In a May 20 decision, the Belgian Supreme Court clarified the grounds of taxation for nonresidents.
In Belgian tax law, residence starts when the taxpayer takes up residence and ends when he leaves Belgium to take up residence elsewhere. The tax year starts on the day the taxpayer takes up residence. If he takes up residence in September 2010, he must file a tax return in 2011 for the year 2010, but only for the period September to December 2010. The tax return is to be filed by June 30, 2011. For tax year 2010 (for income earned between September and December), the year of assessment is 2011 (read the full article).
Belgium on May 12 published a royal decree listing the jurisdictions recognized as tax havens in conjunction with the new reporting requirement that entered into force on January 1.
All Belgian companies and permanent establishments of foreign companies must report in their income tax returns all (direct and indirect) payments in excess of €100,000 made to tax havens from January 1, 2010. Payments that are not reported are disallowed, and payments that are reported are only allowed as expenses if the taxpayer can justify that the payment was made in the context of an ‘‘actual and genuine transaction’’ with ‘‘persons other than artificial tax avoidance schemes.’’
Belgium defines tax havens as any countries that during the whole tax period during which the relevant payment has been made, have either been qualified by the OECD Global Forum on Transparency and Exchange of Information as countries not having substantially and effectively implemented the OECD exchange of information standard or are listed in a royal decree (read the full article).
The Belgian Ruling Committee (the authority for advance rulings) issued three rulings in late 2009 relating to the tax treatment of payments made by a trust to a beneficiary during the life of the settlor. Those rulings, which have just been published on the committee’s website, offer insights into the position of tax authorities in a country that does not have a trust concept.
As a typical civil-law country, Belgium does not have the concept of a trust.
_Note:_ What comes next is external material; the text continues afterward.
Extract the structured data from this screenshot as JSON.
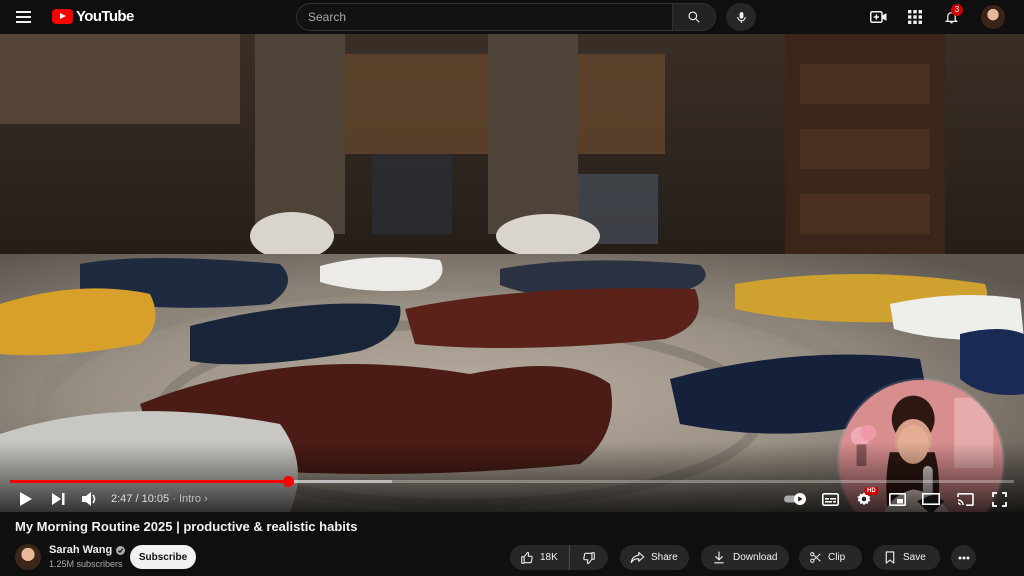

Moreover, Belgium has not signed the Hague Convention of July 1, 1985, on the Law Applicable to Trusts and on Their Recognition. The Private International Law Code adopted in 2004 dealt with the concept for the first time. (read the full article).
When Belgium and the US signed a new double tax treaty in 2006, one of the major innovations was a provision that when an employee comes to work in Belgium, he and his employer can continue to pay into his US pension plan for a maximum of ten years. His employer’s contributions are not taxable income and the employee’s personal contributions are tax-deductible.
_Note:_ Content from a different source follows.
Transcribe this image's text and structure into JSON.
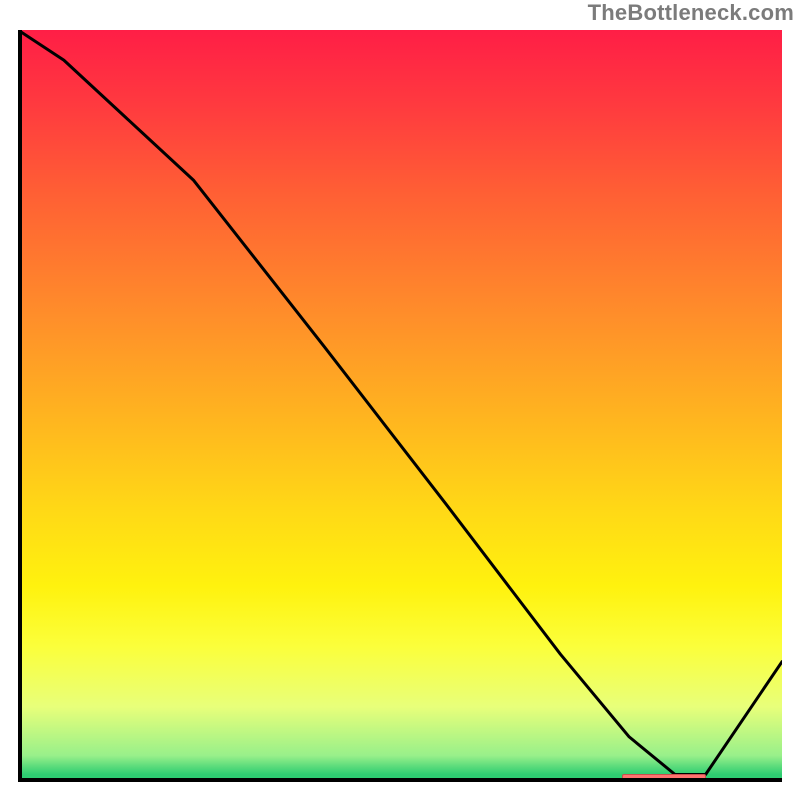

In an Agreement dated January 14, the Competent Authorities of both States have listed the pension plans that qualify for tax relief. In the case of the United States, these plans are
Tax relief for contributions to a U.S. pension plan is limited under the so-called 80% rule. That means that the employer’s pension contributions are only tax-deductible insofar as they allow a build-up of sufficient pension reserves to finance a pension of 80% of the employee’s last annual salary before taxes. The calculation is complex; it takes account of state pension and private benefits and of contributions over a normal professional career. If an employee has made personal contributions to the pension plan, he is entitled to a tax credit limited to 40%.
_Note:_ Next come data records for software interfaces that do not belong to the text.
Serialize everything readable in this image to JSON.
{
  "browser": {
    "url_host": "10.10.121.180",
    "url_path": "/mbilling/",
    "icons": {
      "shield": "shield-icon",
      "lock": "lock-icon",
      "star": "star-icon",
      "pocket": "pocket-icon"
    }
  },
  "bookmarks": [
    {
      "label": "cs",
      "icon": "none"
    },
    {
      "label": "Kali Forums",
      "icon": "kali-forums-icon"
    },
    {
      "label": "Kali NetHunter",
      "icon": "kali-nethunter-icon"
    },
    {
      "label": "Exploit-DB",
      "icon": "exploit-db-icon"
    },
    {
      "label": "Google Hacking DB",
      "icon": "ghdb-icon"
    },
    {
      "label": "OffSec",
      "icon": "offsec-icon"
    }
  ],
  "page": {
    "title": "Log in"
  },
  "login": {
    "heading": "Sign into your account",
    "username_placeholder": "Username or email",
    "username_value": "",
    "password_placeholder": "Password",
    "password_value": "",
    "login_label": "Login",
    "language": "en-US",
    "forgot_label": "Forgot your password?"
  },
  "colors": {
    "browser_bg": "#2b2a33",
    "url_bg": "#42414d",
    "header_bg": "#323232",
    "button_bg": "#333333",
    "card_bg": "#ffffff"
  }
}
If the employee has not been contributing to the plan or is not a member of the pension plan, he cannot get the relief for a US pension plan. If he contributes to a Belgian pension plan, he can get tax relief in Belgium but, if he is a US citizen also in the U.S. In Belgium, qualifying contributions are those paid to pension funds and to group insurance schemes set up by insurance companies.
Contributions are tax-deductible, in Belgium, within the same 80% cap. Complementary retirement plans for self employed qualify as well, but the maximum deduction is limited to € 2,781.
If your pension plan is not listed, you can ask the tax authorities of the other state that the plan generally corresponds to a pension plan recognized for tax purposes in that other State.
Until recently, Belgium was one of the few countries that did not participate in the international exchange of bank account data. The Belgian tax authorities took the position that the domestic provisions governing bank secrecy (article 318 of the Income Tax Code (1992)) prevented them from investigating the bank details of non-Belgian nonresidents at the request of another tax administration.
Belgium does not have bank secrecy rules like Austria or Luxembourg; bankers do not face criminal prosecution if they break the rules. Rather, banks have an obligation to be discreet regarding the tax authorities: They cannot answer requests from the tax authorities about their clients’ bank accounts. However, the scope of that bank secrecy is limited. Banks cannot refuse to help the tax authorities if they request information in an investigation regarding the VAT or the inheritance tax. However, such investigations are rare (read the full article).